"We are excited to be working with Mount Sinai and Professor Lebwohl, a renowned thought leader, in our pursuit of potential treatments of diseases for our lead program, TSO, where the hygiene hypothesis and immunology are important for their basic epidemiology," said Dr. Karin Hehenberger, Executive Vice President & Chief Medical Officer of Coronado. "Psoriasis is one of these diseases with critical medical need and we believe the objective nature of the assessment of progression or worsening of this disease lends itself well to this type of pilot trial."
This trial is an open-label study designed to enroll 20 patients with moderate to severe plaque psoriasis. ISMMS is the first of three sites which the company anticipates being involved in this study. Participants will receive eight doses of either TSO 2500 or TSO 7500 orally every other week over a 16-week treatment period. The trial will evaluate the effect of TSO on clinical response of psoriasis. The primary endpoint will be the average improvement in Psoriasis Area and Severity Index (PASI) from baseline at week 16. The goal of the pilot study is to test for early safety and efficacy of TSO at two different doses.
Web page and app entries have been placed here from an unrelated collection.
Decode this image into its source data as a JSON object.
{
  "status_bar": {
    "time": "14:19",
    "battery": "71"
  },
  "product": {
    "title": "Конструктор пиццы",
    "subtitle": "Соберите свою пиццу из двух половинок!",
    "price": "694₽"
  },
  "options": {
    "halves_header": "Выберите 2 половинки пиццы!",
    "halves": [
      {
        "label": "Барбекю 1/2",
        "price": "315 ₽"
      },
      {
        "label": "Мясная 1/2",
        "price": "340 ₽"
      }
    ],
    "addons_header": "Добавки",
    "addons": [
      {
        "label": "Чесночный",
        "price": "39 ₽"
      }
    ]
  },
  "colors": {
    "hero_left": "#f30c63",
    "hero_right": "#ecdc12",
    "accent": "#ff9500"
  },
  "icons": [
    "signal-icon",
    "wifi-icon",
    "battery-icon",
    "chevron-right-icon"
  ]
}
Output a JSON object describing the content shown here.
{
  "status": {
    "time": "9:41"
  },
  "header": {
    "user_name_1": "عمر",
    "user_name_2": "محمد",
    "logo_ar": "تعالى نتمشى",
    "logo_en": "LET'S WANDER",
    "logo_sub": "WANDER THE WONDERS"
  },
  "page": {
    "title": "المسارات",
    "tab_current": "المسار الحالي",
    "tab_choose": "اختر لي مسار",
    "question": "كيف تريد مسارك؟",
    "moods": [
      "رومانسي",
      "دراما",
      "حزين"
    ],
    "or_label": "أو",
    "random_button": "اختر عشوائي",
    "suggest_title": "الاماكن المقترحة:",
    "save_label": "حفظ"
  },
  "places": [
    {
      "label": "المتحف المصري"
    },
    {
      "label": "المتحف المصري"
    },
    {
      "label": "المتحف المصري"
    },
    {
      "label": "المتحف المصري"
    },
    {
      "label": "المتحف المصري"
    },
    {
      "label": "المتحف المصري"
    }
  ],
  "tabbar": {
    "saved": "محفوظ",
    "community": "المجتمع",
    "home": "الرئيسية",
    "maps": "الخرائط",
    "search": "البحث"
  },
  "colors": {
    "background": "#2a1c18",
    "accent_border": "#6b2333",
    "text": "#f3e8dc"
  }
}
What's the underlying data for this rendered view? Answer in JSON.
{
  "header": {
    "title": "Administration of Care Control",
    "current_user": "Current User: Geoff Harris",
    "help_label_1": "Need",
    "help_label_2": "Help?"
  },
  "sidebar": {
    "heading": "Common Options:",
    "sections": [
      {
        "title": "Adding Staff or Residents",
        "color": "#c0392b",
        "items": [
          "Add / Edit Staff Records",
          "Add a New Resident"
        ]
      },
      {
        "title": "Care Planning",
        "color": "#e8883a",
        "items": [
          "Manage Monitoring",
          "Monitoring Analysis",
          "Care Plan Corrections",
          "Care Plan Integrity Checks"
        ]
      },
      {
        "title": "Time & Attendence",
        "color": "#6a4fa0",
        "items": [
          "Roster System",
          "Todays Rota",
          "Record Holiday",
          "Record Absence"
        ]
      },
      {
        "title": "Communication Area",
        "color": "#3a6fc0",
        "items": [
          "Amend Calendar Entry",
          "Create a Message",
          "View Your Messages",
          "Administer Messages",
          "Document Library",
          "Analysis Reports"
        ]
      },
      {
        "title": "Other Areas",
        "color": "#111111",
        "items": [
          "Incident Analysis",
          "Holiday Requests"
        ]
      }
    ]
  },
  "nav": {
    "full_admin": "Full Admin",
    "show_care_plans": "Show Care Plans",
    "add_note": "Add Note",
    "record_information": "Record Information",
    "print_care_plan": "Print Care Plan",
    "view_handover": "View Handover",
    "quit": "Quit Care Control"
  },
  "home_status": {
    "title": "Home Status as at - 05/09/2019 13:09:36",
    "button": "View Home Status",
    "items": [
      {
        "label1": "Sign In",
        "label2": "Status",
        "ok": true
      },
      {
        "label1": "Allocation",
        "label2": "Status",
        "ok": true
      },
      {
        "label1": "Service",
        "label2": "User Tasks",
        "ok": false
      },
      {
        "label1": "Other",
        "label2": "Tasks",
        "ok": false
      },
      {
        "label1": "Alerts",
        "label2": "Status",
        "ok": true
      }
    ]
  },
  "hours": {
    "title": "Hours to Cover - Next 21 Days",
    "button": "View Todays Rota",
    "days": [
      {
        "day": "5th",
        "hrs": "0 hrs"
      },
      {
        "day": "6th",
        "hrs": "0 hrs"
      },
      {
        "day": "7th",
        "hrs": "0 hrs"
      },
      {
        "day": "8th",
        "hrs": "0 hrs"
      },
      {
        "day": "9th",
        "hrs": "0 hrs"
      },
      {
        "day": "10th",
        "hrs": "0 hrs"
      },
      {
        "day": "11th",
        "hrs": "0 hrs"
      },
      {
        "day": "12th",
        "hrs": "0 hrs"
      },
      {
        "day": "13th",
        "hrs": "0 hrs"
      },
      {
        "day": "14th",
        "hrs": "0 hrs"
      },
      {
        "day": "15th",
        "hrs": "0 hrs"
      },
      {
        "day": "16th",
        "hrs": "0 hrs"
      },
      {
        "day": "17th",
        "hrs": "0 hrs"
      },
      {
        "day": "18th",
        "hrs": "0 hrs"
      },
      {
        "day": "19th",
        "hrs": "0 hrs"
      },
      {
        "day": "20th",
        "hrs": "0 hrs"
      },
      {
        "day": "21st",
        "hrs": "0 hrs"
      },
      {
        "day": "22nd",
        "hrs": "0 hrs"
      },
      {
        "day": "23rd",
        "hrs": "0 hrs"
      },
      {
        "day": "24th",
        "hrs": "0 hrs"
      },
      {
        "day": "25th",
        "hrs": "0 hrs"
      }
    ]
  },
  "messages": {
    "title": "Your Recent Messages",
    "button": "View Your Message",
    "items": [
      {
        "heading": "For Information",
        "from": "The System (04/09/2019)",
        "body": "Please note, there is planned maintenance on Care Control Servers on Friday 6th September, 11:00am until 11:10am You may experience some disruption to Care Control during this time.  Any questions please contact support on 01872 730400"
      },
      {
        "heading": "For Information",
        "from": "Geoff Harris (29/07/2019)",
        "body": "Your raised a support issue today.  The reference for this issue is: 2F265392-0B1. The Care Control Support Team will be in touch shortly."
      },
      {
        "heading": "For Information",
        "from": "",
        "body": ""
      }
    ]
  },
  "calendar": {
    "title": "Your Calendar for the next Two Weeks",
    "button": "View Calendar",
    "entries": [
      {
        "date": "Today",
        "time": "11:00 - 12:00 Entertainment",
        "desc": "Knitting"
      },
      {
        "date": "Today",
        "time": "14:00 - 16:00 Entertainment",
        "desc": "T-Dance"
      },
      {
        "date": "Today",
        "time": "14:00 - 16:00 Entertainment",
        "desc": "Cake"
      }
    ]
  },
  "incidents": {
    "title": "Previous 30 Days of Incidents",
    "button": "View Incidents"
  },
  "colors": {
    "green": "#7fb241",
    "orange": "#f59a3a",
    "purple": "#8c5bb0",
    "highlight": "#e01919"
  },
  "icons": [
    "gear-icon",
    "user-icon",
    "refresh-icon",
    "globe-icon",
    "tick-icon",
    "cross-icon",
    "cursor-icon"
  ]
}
Psoriasis (psoriasis vulgaris) is a chronic inflammatory skin disease characterized by red, scaly, raised plaques. The disease process is driven by T-cell infiltration and associated elevation in cytokine levels leading to increased cell division and aberrant differentiation, resulting in the psoriatic phenotype. Plaque psoriasis has a worldwide prevalence of 2-3%, and is a chronic, recurrent skin condition with varying degrees of severity. It is the most common autoimmune disease in the U.S. As many as 7.5 million Americans have psoriasis.